» About this task:
Write out the entries exactly. None of the pictures should appear in the copy.

Dataset rows for apps and sites:
§ §

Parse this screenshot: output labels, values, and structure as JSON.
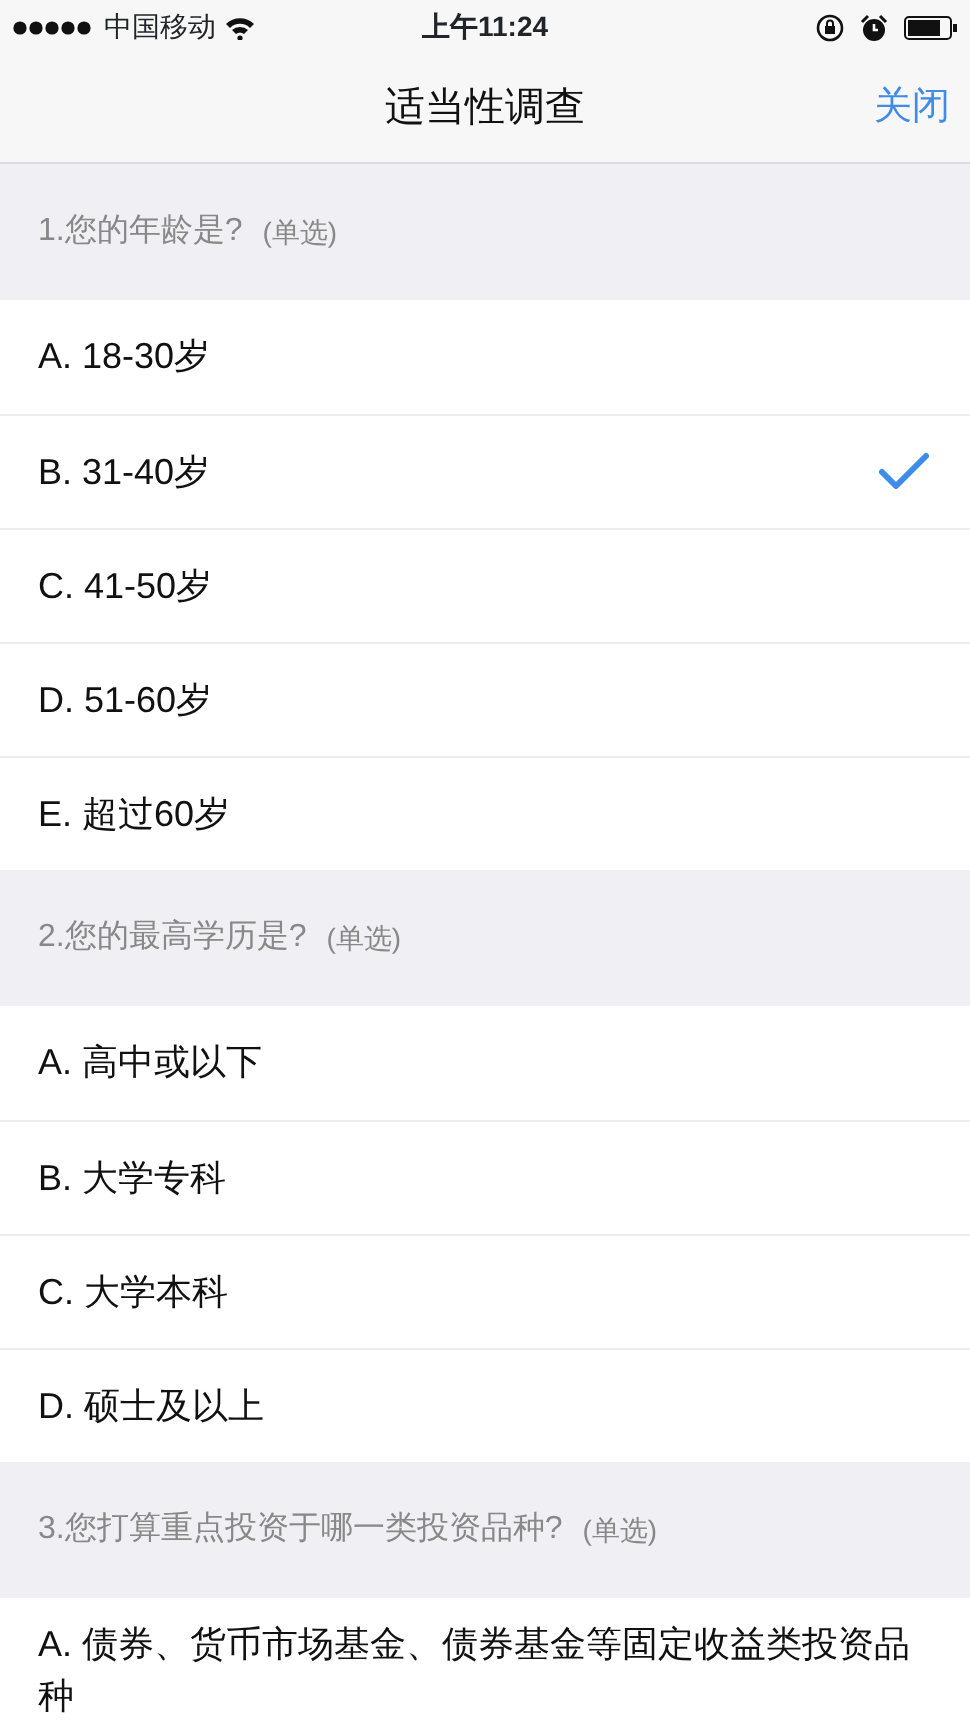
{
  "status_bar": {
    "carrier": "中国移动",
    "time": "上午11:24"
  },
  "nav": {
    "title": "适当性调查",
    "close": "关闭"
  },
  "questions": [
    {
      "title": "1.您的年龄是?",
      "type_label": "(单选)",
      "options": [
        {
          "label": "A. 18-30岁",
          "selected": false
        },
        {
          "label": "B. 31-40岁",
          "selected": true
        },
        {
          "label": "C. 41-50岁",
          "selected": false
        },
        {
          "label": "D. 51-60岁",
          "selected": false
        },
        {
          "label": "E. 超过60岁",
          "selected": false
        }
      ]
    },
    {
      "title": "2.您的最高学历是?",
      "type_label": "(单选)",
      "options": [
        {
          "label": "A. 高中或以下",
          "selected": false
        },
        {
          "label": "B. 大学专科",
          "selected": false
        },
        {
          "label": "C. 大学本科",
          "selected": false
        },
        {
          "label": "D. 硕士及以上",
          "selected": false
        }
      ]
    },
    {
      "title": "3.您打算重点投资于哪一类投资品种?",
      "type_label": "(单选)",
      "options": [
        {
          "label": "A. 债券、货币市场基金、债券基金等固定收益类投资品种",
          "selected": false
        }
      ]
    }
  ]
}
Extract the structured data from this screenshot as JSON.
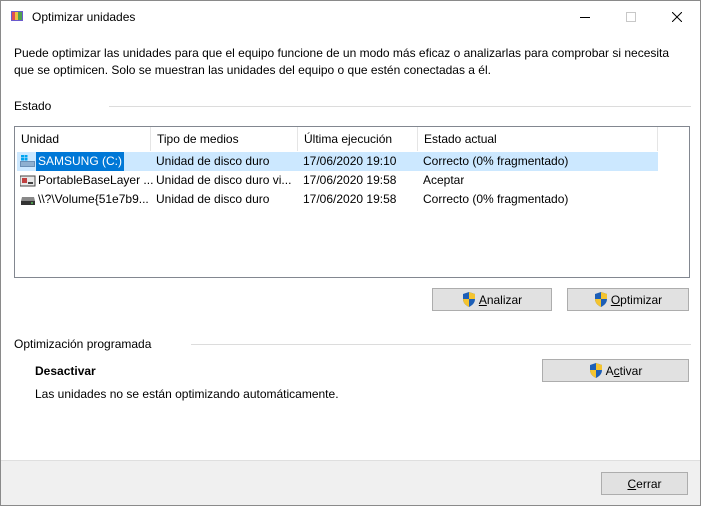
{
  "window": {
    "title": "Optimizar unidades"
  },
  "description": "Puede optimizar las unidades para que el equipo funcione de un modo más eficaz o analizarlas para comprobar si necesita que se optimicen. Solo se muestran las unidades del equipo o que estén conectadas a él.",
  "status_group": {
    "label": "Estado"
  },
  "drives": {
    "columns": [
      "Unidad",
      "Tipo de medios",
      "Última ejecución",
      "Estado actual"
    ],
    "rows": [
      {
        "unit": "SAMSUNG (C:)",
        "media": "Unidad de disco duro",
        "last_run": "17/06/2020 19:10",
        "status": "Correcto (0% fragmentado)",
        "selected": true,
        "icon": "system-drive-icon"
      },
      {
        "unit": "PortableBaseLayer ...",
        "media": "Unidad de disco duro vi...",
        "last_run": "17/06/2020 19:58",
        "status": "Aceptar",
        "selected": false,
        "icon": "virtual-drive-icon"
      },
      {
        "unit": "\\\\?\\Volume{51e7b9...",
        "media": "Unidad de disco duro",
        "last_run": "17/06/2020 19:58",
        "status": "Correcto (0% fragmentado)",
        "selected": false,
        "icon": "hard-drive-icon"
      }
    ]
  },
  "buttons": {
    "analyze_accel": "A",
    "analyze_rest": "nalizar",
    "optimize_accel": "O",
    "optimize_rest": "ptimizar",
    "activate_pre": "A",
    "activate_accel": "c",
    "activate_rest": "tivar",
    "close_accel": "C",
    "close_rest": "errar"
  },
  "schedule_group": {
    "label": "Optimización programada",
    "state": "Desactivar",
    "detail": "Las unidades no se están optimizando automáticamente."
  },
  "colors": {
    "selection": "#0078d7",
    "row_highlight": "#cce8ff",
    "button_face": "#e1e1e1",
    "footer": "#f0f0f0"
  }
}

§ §

» Response to the exercise:
Parse this screenshot: output labels, values, and structure as JSON.
{
  "status_bar": {
    "carrier": "中国移动",
    "time": "上午11:24"
  },
  "nav": {
    "title": "适当性调查",
    "close": "关闭"
  },
  "questions": [
    {
      "title": "1.您的年龄是?",
      "type_label": "(单选)",
      "options": [
        {
          "label": "A. 18-30岁",
          "selected": false
        },
        {
          "label": "B. 31-40岁",
          "selected": true
        },
        {
          "label": "C. 41-50岁",
          "selected": false
        },
        {
          "label": "D. 51-60岁",
          "selected": false
        },
        {
          "label": "E. 超过60岁",
          "selected": false
        }
      ]
    },
    {
      "title": "2.您的最高学历是?",
      "type_label": "(单选)",
      "options": [
        {
          "label": "A. 高中或以下",
          "selected": false
        },
        {
          "label": "B. 大学专科",
          "selected": false
        },
        {
          "label": "C. 大学本科",
          "selected": false
        },
        {
          "label": "D. 硕士及以上",
          "selected": false
        }
      ]
    },
    {
      "title": "3.您打算重点投资于哪一类投资品种?",
      "type_label": "(单选)",
      "options": [
        {
          "label": "A. 债券、货币市场基金、债券基金等固定收益类投资品种",
          "selected": false
        }
      ]
    }
  ]
}
Extract the structured data from this screenshot as JSON.
{
  "window": {
    "title": "Optimizar unidades"
  },
  "description": "Puede optimizar las unidades para que el equipo funcione de un modo más eficaz o analizarlas para comprobar si necesita que se optimicen. Solo se muestran las unidades del equipo o que estén conectadas a él.",
  "status_group": {
    "label": "Estado"
  },
  "drives": {
    "columns": [
      "Unidad",
      "Tipo de medios",
      "Última ejecución",
      "Estado actual"
    ],
    "rows": [
      {
        "unit": "SAMSUNG (C:)",
        "media": "Unidad de disco duro",
        "last_run": "17/06/2020 19:10",
        "status": "Correcto (0% fragmentado)",
        "selected": true,
        "icon": "system-drive-icon"
      },
      {
        "unit": "PortableBaseLayer ...",
        "media": "Unidad de disco duro vi...",
        "last_run": "17/06/2020 19:58",
        "status": "Aceptar",
        "selected": false,
        "icon": "virtual-drive-icon"
      },
      {
        "unit": "\\\\?\\Volume{51e7b9...",
        "media": "Unidad de disco duro",
        "last_run": "17/06/2020 19:58",
        "status": "Correcto (0% fragmentado)",
        "selected": false,
        "icon": "hard-drive-icon"
      }
    ]
  },
  "buttons": {
    "analyze_accel": "A",
    "analyze_rest": "nalizar",
    "optimize_accel": "O",
    "optimize_rest": "ptimizar",
    "activate_pre": "A",
    "activate_accel": "c",
    "activate_rest": "tivar",
    "close_accel": "C",
    "close_rest": "errar"
  },
  "schedule_group": {
    "label": "Optimización programada",
    "state": "Desactivar",
    "detail": "Las unidades no se están optimizando automáticamente."
  },
  "colors": {
    "selection": "#0078d7",
    "row_highlight": "#cce8ff",
    "button_face": "#e1e1e1",
    "footer": "#f0f0f0"
  }
}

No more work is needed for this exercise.